The original "Little People," the predecessors of Cabbage Patch Kids, are on display, she said, "so that people can see, again, this is the roots, this is Cabbage Patch."

Once you've toured the nurseries, you can move on to the main event - the large room that houses the "Cabbage Patch," where the Kids are "born."

Visitors who made the trip to the original facility will recognize a bigger version of the leaf-covered garden, adorned with real crystals and twinkling "fireflies."

If you're there at the right time, you can watch as a "licensed patch nurse" assists "Mother Cabbage," gives her a shot of "imagicillin" and helps her give birth to a brand new Cabbage Patch Kid.

You might even get a chance to name him or her.

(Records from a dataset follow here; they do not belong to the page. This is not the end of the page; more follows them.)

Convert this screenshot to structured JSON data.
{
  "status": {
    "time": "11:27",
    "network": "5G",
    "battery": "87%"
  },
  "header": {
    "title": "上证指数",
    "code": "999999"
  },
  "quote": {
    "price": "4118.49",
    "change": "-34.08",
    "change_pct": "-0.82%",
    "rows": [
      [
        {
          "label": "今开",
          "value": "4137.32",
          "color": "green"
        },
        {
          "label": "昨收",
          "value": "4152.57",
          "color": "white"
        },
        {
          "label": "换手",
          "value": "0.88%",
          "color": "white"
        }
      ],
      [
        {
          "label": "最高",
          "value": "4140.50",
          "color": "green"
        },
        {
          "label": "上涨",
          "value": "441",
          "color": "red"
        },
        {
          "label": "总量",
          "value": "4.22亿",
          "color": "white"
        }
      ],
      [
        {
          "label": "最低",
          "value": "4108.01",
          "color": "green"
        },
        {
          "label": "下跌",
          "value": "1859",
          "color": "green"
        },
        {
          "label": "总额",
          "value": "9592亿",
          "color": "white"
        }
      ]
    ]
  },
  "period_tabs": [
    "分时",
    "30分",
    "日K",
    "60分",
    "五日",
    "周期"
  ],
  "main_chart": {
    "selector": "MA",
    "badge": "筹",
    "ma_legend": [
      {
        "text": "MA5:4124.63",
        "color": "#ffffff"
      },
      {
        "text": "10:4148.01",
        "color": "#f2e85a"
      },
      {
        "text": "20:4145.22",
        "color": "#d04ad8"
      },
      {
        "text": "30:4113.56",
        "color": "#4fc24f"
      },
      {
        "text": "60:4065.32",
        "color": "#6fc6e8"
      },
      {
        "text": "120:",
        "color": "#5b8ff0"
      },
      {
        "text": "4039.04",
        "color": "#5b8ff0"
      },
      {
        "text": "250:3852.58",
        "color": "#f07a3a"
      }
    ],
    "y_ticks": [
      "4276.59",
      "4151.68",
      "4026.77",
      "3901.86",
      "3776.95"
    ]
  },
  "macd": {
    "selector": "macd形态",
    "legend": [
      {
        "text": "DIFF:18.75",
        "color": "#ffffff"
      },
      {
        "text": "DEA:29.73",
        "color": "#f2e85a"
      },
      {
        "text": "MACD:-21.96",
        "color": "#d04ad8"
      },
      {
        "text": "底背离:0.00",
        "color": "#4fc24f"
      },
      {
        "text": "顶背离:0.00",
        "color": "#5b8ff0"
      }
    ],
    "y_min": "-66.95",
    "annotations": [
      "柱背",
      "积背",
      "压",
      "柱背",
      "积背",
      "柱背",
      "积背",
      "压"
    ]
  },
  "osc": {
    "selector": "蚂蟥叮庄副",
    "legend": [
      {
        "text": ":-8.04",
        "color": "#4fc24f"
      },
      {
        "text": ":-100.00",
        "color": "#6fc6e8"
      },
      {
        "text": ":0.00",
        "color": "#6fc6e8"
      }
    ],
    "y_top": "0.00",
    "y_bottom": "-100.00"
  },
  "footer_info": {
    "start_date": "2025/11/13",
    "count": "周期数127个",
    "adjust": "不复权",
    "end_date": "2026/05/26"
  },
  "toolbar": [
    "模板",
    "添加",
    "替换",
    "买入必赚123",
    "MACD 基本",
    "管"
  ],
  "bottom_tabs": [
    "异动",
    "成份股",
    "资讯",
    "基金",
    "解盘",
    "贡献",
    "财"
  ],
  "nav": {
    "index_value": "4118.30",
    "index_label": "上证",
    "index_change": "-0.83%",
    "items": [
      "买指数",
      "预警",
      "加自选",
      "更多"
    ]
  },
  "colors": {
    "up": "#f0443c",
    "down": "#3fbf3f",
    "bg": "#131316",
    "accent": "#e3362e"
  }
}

A clubhouse and a treehouse also decorate the central room, or the "park," at BabyLand, which still has 20 Christmas trees on display but, McLean said, will change with the seasons.

"You get the sense that there are lots of Kids at play and they're ready to find someone to play with," she added.

Should you decide you want to take a Cabbage Patch Kid home, there's more to it than waiting in a check-out line.

Small rooms are set aside for visitors who would like to "adopt."

"When you adopt a Cabbage Patch Kid, the originals, they take you in and you go through the process," McLean said. "You have to fill out the paperwork and things like that, so they take you in and you take the oath of adoption."

A 3,800-square-foot conference room also is located at the new facility, where groups can reserve the ballroom for meetings, parties or weddings.

Big Cabbage Patch Kid fans also can arrange to have their birthday party at BabyLand.

"We've got another room that is only set up for birthday parties," McLean said. "So children can come in and celebrate the birthday and then they have the opportunity to name the baby that is born from the Cabbage Patch.

"So they're there to celebrate a birthday also, so that's kind of a fun thing. They enjoy that."

McLean said BabyLand supplies giveaways, invites and party space, while parents are responsible for food at the parties.

The official grand opening of the new facility is set for May 8, but the Easter Eggstravaganza, a Cleveland tradition that includes egg hunts, a parade and arts and crafts, will be held at BabyLand on March 27.